**Activity**
Write every entry out again, unchanged.

╔══

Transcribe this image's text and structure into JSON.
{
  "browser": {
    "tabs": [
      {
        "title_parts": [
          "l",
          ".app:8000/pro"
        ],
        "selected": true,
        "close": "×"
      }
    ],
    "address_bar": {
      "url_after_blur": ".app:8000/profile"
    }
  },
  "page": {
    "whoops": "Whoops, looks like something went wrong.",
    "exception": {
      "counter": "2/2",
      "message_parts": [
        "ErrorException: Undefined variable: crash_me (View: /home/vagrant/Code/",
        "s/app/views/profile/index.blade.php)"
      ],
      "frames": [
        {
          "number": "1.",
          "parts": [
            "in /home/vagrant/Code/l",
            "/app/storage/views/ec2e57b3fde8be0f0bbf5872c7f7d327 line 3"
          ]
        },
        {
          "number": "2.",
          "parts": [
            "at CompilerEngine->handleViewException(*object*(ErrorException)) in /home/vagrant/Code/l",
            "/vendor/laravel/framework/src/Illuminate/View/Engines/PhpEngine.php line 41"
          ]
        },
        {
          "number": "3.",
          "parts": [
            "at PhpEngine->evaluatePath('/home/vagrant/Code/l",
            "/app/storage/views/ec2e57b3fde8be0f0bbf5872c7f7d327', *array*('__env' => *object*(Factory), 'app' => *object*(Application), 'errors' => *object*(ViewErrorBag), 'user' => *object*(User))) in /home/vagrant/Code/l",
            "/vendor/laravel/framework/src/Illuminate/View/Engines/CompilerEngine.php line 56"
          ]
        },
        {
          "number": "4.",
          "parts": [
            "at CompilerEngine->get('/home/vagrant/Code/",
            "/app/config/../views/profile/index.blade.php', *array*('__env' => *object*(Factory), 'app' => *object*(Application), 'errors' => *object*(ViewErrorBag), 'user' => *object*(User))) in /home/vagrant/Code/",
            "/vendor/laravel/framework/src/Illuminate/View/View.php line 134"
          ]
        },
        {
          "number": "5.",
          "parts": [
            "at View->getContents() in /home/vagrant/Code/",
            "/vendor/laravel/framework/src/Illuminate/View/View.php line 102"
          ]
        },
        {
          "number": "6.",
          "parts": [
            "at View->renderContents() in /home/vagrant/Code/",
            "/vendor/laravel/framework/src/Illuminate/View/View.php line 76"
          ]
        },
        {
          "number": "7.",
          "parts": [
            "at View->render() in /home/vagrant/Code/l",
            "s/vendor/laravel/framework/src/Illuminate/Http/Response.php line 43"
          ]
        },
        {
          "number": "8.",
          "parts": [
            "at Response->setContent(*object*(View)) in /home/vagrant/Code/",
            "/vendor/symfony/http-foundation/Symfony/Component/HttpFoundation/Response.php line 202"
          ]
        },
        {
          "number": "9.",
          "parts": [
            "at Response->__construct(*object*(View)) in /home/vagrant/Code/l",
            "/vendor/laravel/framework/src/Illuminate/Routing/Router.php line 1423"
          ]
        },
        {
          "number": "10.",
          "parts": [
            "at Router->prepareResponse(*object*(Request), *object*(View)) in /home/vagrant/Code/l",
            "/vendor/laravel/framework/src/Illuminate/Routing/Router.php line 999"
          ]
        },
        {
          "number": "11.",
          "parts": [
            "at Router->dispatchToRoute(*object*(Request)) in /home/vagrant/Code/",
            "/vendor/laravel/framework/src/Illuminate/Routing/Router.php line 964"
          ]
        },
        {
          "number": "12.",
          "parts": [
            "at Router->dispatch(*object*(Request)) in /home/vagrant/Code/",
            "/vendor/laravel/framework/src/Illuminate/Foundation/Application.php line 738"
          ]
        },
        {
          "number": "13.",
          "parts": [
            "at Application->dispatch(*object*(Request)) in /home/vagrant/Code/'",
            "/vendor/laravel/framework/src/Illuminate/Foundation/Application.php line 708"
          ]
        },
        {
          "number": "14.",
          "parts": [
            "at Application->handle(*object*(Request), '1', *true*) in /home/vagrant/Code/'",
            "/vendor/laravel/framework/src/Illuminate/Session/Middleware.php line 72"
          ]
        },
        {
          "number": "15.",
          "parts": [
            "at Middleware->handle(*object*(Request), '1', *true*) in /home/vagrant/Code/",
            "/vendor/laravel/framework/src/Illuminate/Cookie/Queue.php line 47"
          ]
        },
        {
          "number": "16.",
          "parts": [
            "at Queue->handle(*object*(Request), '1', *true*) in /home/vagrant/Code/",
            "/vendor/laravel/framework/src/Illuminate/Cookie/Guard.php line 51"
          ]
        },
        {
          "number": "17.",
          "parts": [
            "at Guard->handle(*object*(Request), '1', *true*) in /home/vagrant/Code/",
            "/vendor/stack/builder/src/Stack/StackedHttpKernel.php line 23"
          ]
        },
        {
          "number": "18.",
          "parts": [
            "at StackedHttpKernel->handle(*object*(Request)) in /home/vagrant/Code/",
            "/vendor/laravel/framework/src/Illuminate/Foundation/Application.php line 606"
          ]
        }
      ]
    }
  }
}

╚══

**Answer for this exercise**
Transcribe this image's text and structure into JSON.
{
  "browser": {
    "tabs": [
      {
        "title_parts": [
          "l",
          ".app:8000/pro"
        ],
        "selected": true,
        "close": "×"
      }
    ],
    "address_bar": {
      "url_after_blur": ".app:8000/profile"
    }
  },
  "page": {
    "whoops": "Whoops, looks like something went wrong.",
    "exception": {
      "counter": "2/2",
      "message_parts": [
        "ErrorException: Undefined variable: crash_me (View: /home/vagrant/Code/",
        "s/app/views/profile/index.blade.php)"
      ],
      "frames": [
        {
          "number": "1.",
          "parts": [
            "in /home/vagrant/Code/l",
            "/app/storage/views/ec2e57b3fde8be0f0bbf5872c7f7d327 line 3"
          ]
        },
        {
          "number": "2.",
          "parts": [
            "at CompilerEngine->handleViewException(*object*(ErrorException)) in /home/vagrant/Code/l",
            "/vendor/laravel/framework/src/Illuminate/View/Engines/PhpEngine.php line 41"
          ]
        },
        {
          "number": "3.",
          "parts": [
            "at PhpEngine->evaluatePath('/home/vagrant/Code/l",
            "/app/storage/views/ec2e57b3fde8be0f0bbf5872c7f7d327', *array*('__env' => *object*(Factory), 'app' => *object*(Application), 'errors' => *object*(ViewErrorBag), 'user' => *object*(User))) in /home/vagrant/Code/l",
            "/vendor/laravel/framework/src/Illuminate/View/Engines/CompilerEngine.php line 56"
          ]
        },
        {
          "number": "4.",
          "parts": [
            "at CompilerEngine->get('/home/vagrant/Code/",
            "/app/config/../views/profile/index.blade.php', *array*('__env' => *object*(Factory), 'app' => *object*(Application), 'errors' => *object*(ViewErrorBag), 'user' => *object*(User))) in /home/vagrant/Code/",
            "/vendor/laravel/framework/src/Illuminate/View/View.php line 134"
          ]
        },
        {
          "number": "5.",
          "parts": [
            "at View->getContents() in /home/vagrant/Code/",
            "/vendor/laravel/framework/src/Illuminate/View/View.php line 102"
          ]
        },
        {
          "number": "6.",
          "parts": [
            "at View->renderContents() in /home/vagrant/Code/",
            "/vendor/laravel/framework/src/Illuminate/View/View.php line 76"
          ]
        },
        {
          "number": "7.",
          "parts": [
            "at View->render() in /home/vagrant/Code/l",
            "s/vendor/laravel/framework/src/Illuminate/Http/Response.php line 43"
          ]
        },
        {
          "number": "8.",
          "parts": [
            "at Response->setContent(*object*(View)) in /home/vagrant/Code/",
            "/vendor/symfony/http-foundation/Symfony/Component/HttpFoundation/Response.php line 202"
          ]
        },
        {
          "number": "9.",
          "parts": [
            "at Response->__construct(*object*(View)) in /home/vagrant/Code/l",
            "/vendor/laravel/framework/src/Illuminate/Routing/Router.php line 1423"
          ]
        },
        {
          "number": "10.",
          "parts": [
            "at Router->prepareResponse(*object*(Request), *object*(View)) in /home/vagrant/Code/l",
            "/vendor/laravel/framework/src/Illuminate/Routing/Router.php line 999"
          ]
        },
        {
          "number": "11.",
          "parts": [
            "at Router->dispatchToRoute(*object*(Request)) in /home/vagrant/Code/",
            "/vendor/laravel/framework/src/Illuminate/Routing/Router.php line 964"
          ]
        },
        {
          "number": "12.",
          "parts": [
            "at Router->dispatch(*object*(Request)) in /home/vagrant/Code/",
            "/vendor/laravel/framework/src/Illuminate/Foundation/Application.php line 738"
          ]
        },
        {
          "number": "13.",
          "parts": [
            "at Application->dispatch(*object*(Request)) in /home/vagrant/Code/'",
            "/vendor/laravel/framework/src/Illuminate/Foundation/Application.php line 708"
          ]
        },
        {
          "number": "14.",
          "parts": [
            "at Application->handle(*object*(Request), '1', *true*) in /home/vagrant/Code/'",
            "/vendor/laravel/framework/src/Illuminate/Session/Middleware.php line 72"
          ]
        },
        {
          "number": "15.",
          "parts": [
            "at Middleware->handle(*object*(Request), '1', *true*) in /home/vagrant/Code/",
            "/vendor/laravel/framework/src/Illuminate/Cookie/Queue.php line 47"
          ]
        },
        {
          "number": "16.",
          "parts": [
            "at Queue->handle(*object*(Request), '1', *true*) in /home/vagrant/Code/",
            "/vendor/laravel/framework/src/Illuminate/Cookie/Guard.php line 51"
          ]
        },
        {
          "number": "17.",
          "parts": [
            "at Guard->handle(*object*(Request), '1', *true*) in /home/vagrant/Code/",
            "/vendor/stack/builder/src/Stack/StackedHttpKernel.php line 23"
          ]
        },
        {
          "number": "18.",
          "parts": [
            "at StackedHttpKernel->handle(*object*(Request)) in /home/vagrant/Code/",
            "/vendor/laravel/framework/src/Illuminate/Foundation/Application.php line 606"
          ]
        }
      ]
    }
  }
}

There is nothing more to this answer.